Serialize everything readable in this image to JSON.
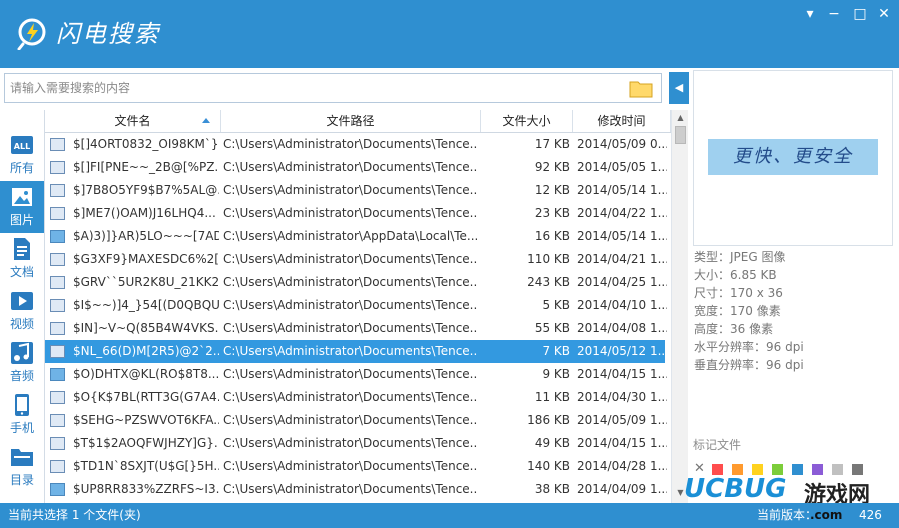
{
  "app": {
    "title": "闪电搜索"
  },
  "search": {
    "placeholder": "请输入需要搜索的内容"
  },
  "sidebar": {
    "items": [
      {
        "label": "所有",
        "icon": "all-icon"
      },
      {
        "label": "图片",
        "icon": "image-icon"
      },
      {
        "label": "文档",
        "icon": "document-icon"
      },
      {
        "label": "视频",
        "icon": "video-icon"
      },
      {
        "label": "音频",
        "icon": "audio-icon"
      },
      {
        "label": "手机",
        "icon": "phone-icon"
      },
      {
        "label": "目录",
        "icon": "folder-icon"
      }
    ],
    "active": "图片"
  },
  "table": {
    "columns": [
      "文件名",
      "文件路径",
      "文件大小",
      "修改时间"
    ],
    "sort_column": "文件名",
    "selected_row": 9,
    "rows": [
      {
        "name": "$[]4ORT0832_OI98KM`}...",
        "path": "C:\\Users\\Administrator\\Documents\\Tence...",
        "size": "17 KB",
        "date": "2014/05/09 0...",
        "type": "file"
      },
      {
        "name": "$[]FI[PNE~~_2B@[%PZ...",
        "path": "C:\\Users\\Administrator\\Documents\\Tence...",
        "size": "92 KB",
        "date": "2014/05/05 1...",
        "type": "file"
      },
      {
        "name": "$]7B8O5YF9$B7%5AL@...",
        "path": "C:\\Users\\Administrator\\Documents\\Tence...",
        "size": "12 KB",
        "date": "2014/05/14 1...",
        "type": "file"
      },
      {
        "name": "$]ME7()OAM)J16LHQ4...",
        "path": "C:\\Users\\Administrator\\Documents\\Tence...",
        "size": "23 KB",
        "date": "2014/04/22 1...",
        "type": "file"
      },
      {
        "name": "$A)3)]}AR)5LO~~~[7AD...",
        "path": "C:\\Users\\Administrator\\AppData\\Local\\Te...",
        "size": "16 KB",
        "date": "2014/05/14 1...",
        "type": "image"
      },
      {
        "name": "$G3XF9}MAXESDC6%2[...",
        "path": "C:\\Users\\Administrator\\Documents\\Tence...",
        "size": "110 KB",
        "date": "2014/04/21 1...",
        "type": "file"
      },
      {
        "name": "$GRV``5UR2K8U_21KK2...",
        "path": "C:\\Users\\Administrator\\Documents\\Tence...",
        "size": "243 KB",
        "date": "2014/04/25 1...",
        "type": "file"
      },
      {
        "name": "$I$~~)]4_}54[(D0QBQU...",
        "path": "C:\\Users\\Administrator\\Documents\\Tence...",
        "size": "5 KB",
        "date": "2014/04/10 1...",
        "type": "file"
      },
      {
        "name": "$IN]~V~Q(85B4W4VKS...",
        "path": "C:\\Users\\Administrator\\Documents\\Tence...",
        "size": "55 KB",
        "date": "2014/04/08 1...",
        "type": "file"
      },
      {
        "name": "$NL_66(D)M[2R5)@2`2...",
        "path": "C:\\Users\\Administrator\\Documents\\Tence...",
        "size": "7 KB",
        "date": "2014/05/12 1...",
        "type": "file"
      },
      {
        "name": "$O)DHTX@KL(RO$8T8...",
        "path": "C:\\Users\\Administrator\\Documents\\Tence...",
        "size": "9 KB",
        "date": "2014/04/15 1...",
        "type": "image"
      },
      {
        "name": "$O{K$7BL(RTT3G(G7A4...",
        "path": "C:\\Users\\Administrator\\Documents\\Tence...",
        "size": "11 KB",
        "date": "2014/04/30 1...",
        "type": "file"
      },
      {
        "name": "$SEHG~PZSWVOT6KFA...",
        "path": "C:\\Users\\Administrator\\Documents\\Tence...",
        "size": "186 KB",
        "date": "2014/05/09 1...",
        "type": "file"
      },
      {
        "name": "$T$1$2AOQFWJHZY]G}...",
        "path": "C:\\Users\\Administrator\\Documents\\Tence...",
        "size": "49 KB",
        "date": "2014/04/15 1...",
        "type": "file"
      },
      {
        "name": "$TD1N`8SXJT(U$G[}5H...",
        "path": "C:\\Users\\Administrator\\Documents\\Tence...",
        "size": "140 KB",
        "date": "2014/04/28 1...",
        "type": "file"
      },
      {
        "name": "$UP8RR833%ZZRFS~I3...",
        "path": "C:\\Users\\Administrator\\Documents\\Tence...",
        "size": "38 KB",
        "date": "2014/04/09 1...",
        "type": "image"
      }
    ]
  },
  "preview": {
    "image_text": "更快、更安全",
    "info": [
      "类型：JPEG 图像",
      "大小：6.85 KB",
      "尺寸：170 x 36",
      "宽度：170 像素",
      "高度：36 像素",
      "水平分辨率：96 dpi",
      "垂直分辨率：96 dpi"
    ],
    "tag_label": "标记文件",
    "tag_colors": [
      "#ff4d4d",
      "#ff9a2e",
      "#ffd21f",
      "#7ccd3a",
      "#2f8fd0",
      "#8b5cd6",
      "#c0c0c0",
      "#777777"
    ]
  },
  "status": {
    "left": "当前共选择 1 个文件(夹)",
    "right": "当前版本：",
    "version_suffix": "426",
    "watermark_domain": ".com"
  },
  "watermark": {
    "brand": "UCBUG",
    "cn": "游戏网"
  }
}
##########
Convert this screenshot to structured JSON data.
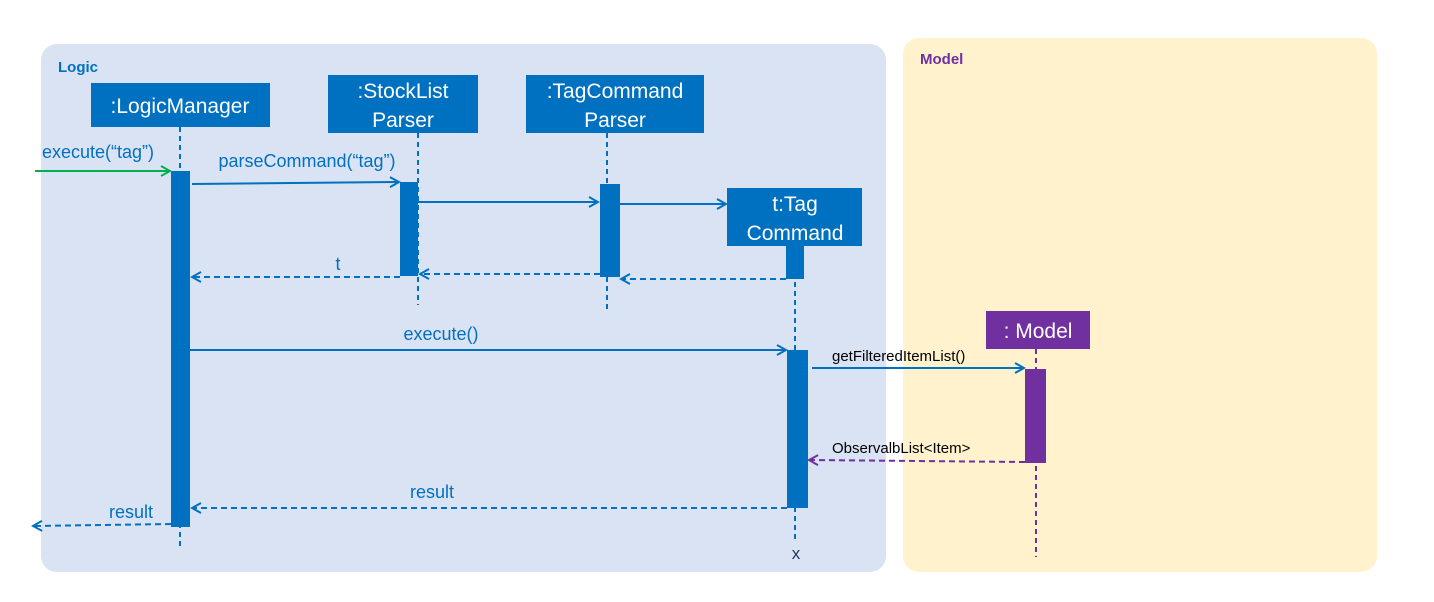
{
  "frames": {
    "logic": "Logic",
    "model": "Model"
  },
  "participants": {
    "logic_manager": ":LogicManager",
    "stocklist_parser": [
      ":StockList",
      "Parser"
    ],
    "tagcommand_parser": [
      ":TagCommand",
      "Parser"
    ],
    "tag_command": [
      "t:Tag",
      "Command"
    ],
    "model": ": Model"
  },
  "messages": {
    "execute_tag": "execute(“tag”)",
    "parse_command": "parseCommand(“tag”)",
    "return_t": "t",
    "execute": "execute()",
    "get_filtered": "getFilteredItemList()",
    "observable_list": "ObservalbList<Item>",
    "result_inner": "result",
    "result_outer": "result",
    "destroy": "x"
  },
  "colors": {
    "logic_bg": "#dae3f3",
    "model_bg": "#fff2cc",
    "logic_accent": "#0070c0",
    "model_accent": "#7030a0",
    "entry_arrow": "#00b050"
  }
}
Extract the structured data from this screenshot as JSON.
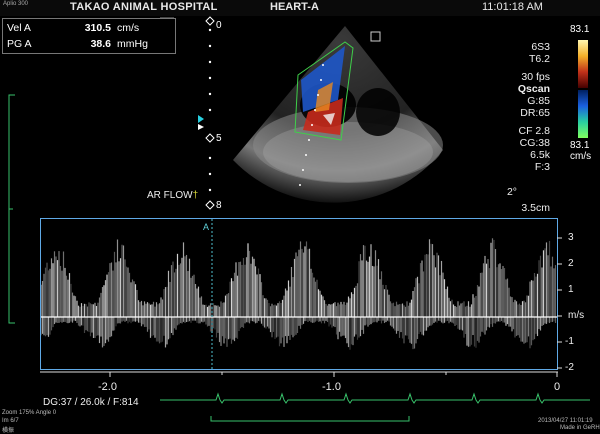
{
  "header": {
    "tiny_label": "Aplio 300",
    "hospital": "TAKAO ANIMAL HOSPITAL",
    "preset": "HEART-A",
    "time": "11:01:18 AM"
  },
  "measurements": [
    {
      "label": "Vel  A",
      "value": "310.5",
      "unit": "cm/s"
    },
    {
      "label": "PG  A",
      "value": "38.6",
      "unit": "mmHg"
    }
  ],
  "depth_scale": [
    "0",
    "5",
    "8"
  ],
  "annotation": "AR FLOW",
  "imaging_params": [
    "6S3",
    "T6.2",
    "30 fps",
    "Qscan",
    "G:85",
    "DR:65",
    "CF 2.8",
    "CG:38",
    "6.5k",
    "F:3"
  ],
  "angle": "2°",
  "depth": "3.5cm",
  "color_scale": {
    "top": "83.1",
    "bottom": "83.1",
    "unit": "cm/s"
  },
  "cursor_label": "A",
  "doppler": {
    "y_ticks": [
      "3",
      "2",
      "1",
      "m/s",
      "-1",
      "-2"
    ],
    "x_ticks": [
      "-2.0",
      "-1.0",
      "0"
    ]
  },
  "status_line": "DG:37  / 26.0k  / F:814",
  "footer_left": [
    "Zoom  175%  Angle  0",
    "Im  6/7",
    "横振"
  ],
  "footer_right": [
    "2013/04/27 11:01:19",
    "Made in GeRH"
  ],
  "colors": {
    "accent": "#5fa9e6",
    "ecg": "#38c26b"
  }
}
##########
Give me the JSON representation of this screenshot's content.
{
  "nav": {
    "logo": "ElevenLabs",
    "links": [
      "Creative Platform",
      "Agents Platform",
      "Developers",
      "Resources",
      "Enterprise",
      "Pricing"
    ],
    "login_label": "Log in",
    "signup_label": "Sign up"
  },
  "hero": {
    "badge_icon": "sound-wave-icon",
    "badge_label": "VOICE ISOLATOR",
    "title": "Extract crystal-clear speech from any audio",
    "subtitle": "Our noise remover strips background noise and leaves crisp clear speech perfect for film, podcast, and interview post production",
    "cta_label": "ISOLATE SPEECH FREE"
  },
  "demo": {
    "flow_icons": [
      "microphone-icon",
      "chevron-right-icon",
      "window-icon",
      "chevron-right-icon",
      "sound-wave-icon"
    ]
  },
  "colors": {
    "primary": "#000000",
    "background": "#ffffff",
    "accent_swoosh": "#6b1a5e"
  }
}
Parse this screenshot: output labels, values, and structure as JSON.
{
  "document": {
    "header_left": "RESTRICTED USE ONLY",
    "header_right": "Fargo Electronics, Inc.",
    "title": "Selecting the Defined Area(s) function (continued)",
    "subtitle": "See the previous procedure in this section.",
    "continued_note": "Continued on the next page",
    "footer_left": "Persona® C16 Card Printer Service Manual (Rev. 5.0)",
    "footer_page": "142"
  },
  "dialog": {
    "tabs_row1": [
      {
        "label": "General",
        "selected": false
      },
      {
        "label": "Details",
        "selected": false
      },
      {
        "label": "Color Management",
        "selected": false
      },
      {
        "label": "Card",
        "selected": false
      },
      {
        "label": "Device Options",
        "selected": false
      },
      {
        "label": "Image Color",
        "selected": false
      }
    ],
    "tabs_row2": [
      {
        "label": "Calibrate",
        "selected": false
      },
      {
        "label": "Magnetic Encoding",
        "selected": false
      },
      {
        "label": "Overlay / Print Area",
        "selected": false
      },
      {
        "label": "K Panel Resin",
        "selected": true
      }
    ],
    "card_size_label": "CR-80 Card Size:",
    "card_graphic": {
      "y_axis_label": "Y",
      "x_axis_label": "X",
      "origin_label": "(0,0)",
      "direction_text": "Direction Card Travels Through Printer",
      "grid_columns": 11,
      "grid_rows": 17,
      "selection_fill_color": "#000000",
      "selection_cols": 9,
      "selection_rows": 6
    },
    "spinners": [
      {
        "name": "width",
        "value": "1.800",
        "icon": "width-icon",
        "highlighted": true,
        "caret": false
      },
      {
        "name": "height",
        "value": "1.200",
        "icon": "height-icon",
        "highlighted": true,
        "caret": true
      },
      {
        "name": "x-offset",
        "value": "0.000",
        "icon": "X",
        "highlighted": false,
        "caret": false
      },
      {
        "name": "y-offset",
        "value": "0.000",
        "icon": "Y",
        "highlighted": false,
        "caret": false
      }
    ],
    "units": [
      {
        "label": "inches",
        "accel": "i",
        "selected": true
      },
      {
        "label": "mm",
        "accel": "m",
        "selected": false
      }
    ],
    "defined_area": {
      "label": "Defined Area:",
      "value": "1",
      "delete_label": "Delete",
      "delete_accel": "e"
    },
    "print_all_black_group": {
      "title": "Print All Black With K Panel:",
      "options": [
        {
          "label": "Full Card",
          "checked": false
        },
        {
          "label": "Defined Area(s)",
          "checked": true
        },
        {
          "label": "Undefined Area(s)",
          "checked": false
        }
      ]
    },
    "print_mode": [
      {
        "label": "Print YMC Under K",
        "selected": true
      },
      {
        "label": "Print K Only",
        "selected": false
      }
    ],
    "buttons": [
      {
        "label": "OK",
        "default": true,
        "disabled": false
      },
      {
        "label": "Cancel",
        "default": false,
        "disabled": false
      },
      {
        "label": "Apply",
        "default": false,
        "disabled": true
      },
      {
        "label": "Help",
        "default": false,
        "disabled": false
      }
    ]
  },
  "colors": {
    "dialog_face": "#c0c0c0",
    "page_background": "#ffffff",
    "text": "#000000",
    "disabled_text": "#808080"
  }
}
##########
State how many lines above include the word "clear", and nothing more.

**Solution to the exercise**
2